Christine Bowyer-Sopp would never encourage anyone to stop conventional cancer treatment.
However, what she does want people to understand is that they do have a choice: there is an alternative.
And she wants them to know that if people choose that alternative instead of chemotherapy or radiotherapy, Christine is there to support them.
She is the chairman of a new group called Help Stop Cancer that meets each Tuesday afternoon at Moose Hall in Spalding (1-4pm).
The group offers information on alternative cancer treatments to those who have or have had cancer as well as those who look after them, along with ongoing support to people who have made the decision to stop conventional treatment.
It’s the kind of advice and support Christine needed five years ago when her son Sean was diagnosed with bowel cancer.
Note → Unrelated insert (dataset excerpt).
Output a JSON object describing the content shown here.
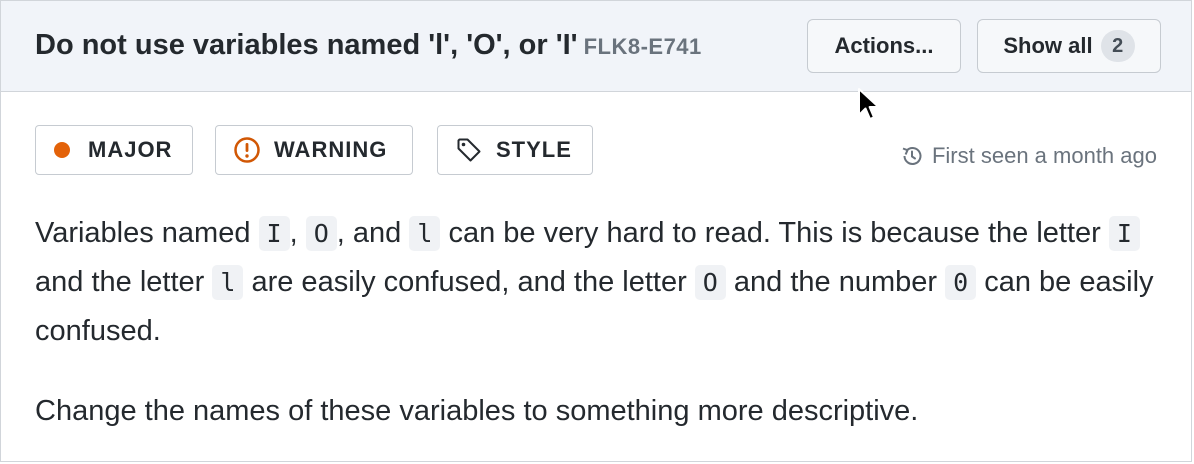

Christine, who is married to David and lives at Fleet Hargate, says Sean had been ill for five months and had numerous appointments with his GP before an exploratory operation uncovered the terminal cancer.
The 33-year-old, who was married with two children, was told he had six months to two years to live.
Three days into the chemotherapy, his chances of survival altered radically. Sean was told he had four days to live, although he held on for two-and-a-half weeks.
Christine, realising early on that her son wouldn’t cope with chemotherapy because he hadn’t eaten properly for months and had then undergone a major operation, was already looking on the internet for alternative treatments.
She found lots of information and stories of people who had survived, but no help or support.
“Everyone thought I was mad,” said Christine. “They said you couldn’t treat people with alternative therapies, but I just knew in my heart and I had read so many cases online about people who had cured themselves of terminal cancer when the doctors had told them there was nothing they could do.”
It was some years before Christine felt able to function properly again, but in that time she had continued to research alternative cancer treatments and then began a blog to share some of her findings.
So many people responded that she set up the Help Stop Cancer charity and, with recent funding from the National Lottery, began the weekly support group.
She says: “When I wanted practical help and support there was nothing available. If I can help someone become cancer free it will mean Sean’s life and death wasn’t in vain.”
Just turn up at the group’s meeting or contact the helpline on 07818 627735.